• _REQUIRED WORK_:
Exact repetition of the data is the whole task.

• _SOURCE RECORDS_:
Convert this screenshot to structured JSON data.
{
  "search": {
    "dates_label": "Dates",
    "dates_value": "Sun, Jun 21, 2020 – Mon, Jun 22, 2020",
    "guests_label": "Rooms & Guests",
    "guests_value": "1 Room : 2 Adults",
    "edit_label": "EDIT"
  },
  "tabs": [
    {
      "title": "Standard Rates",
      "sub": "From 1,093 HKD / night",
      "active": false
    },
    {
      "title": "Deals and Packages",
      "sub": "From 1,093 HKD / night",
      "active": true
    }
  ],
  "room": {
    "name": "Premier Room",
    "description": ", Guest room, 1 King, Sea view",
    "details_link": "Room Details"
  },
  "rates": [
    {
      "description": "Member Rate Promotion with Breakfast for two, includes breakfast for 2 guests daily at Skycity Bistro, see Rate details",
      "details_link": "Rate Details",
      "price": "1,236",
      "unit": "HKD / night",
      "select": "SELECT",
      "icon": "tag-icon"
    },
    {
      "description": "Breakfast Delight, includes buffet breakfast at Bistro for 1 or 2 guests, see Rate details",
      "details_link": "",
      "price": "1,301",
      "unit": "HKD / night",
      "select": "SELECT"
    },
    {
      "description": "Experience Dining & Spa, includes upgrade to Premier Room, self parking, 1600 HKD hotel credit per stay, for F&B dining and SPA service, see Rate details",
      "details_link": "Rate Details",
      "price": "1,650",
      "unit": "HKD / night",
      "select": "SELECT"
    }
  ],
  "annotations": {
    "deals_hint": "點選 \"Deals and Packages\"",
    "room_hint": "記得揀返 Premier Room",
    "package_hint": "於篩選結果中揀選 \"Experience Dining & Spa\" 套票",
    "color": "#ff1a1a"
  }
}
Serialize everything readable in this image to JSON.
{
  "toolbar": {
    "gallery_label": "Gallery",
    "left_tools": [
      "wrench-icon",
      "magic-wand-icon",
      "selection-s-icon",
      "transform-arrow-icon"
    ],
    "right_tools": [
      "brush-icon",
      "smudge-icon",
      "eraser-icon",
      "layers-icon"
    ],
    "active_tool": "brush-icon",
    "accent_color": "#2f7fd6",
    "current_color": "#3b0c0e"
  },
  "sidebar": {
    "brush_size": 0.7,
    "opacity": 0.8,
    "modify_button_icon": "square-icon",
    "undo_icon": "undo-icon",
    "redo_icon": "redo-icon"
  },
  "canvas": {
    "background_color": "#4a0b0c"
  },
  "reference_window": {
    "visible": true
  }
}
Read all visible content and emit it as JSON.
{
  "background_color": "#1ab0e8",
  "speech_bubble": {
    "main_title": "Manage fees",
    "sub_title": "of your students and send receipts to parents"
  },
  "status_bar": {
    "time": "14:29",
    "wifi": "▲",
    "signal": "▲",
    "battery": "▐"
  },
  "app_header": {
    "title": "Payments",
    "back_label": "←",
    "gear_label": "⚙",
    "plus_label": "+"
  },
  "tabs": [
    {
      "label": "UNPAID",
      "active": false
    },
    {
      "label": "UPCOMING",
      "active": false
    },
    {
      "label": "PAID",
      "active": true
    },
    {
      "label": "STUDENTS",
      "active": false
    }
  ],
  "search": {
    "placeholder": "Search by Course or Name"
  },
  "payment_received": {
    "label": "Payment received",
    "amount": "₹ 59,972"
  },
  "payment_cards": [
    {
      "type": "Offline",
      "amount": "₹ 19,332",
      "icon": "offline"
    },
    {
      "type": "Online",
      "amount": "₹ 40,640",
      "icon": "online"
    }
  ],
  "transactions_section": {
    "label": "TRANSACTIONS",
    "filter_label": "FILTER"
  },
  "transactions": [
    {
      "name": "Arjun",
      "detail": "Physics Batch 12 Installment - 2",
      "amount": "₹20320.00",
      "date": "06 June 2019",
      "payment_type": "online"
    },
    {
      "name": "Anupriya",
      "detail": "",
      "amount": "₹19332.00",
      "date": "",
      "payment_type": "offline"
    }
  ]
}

• _SOLVED EXERCISE_:
Convert this screenshot to structured JSON data.
{
  "search": {
    "dates_label": "Dates",
    "dates_value": "Sun, Jun 21, 2020 – Mon, Jun 22, 2020",
    "guests_label": "Rooms & Guests",
    "guests_value": "1 Room : 2 Adults",
    "edit_label": "EDIT"
  },
  "tabs": [
    {
      "title": "Standard Rates",
      "sub": "From 1,093 HKD / night",
      "active": false
    },
    {
      "title": "Deals and Packages",
      "sub": "From 1,093 HKD / night",
      "active": true
    }
  ],
  "room": {
    "name": "Premier Room",
    "description": ", Guest room, 1 King, Sea view",
    "details_link": "Room Details"
  },
  "rates": [
    {
      "description": "Member Rate Promotion with Breakfast for two, includes breakfast for 2 guests daily at Skycity Bistro, see Rate details",
      "details_link": "Rate Details",
      "price": "1,236",
      "unit": "HKD / night",
      "select": "SELECT",
      "icon": "tag-icon"
    },
    {
      "description": "Breakfast Delight, includes buffet breakfast at Bistro for 1 or 2 guests, see Rate details",
      "details_link": "",
      "price": "1,301",
      "unit": "HKD / night",
      "select": "SELECT"
    },
    {
      "description": "Experience Dining & Spa, includes upgrade to Premier Room, self parking, 1600 HKD hotel credit per stay, for F&B dining and SPA service, see Rate details",
      "details_link": "Rate Details",
      "price": "1,650",
      "unit": "HKD / night",
      "select": "SELECT"
    }
  ],
  "annotations": {
    "deals_hint": "點選 \"Deals and Packages\"",
    "room_hint": "記得揀返 Premier Room",
    "package_hint": "於篩選結果中揀選 \"Experience Dining & Spa\" 套票",
    "color": "#ff1a1a"
  }
}
Serialize everything readable in this image to JSON.
{
  "toolbar": {
    "gallery_label": "Gallery",
    "left_tools": [
      "wrench-icon",
      "magic-wand-icon",
      "selection-s-icon",
      "transform-arrow-icon"
    ],
    "right_tools": [
      "brush-icon",
      "smudge-icon",
      "eraser-icon",
      "layers-icon"
    ],
    "active_tool": "brush-icon",
    "accent_color": "#2f7fd6",
    "current_color": "#3b0c0e"
  },
  "sidebar": {
    "brush_size": 0.7,
    "opacity": 0.8,
    "modify_button_icon": "square-icon",
    "undo_icon": "undo-icon",
    "redo_icon": "redo-icon"
  },
  "canvas": {
    "background_color": "#4a0b0c"
  },
  "reference_window": {
    "visible": true
  }
}
Read all visible content and emit it as JSON.
{
  "background_color": "#1ab0e8",
  "speech_bubble": {
    "main_title": "Manage fees",
    "sub_title": "of your students and send receipts to parents"
  },
  "status_bar": {
    "time": "14:29",
    "wifi": "▲",
    "signal": "▲",
    "battery": "▐"
  },
  "app_header": {
    "title": "Payments",
    "back_label": "←",
    "gear_label": "⚙",
    "plus_label": "+"
  },
  "tabs": [
    {
      "label": "UNPAID",
      "active": false
    },
    {
      "label": "UPCOMING",
      "active": false
    },
    {
      "label": "PAID",
      "active": true
    },
    {
      "label": "STUDENTS",
      "active": false
    }
  ],
  "search": {
    "placeholder": "Search by Course or Name"
  },
  "payment_received": {
    "label": "Payment received",
    "amount": "₹ 59,972"
  },
  "payment_cards": [
    {
      "type": "Offline",
      "amount": "₹ 19,332",
      "icon": "offline"
    },
    {
      "type": "Online",
      "amount": "₹ 40,640",
      "icon": "online"
    }
  ],
  "transactions_section": {
    "label": "TRANSACTIONS",
    "filter_label": "FILTER"
  },
  "transactions": [
    {
      "name": "Arjun",
      "detail": "Physics Batch 12 Installment - 2",
      "amount": "₹20320.00",
      "date": "06 June 2019",
      "payment_type": "online"
    },
    {
      "name": "Anupriya",
      "detail": "",
      "amount": "₹19332.00",
      "date": "",
      "payment_type": "offline"
    }
  ]
}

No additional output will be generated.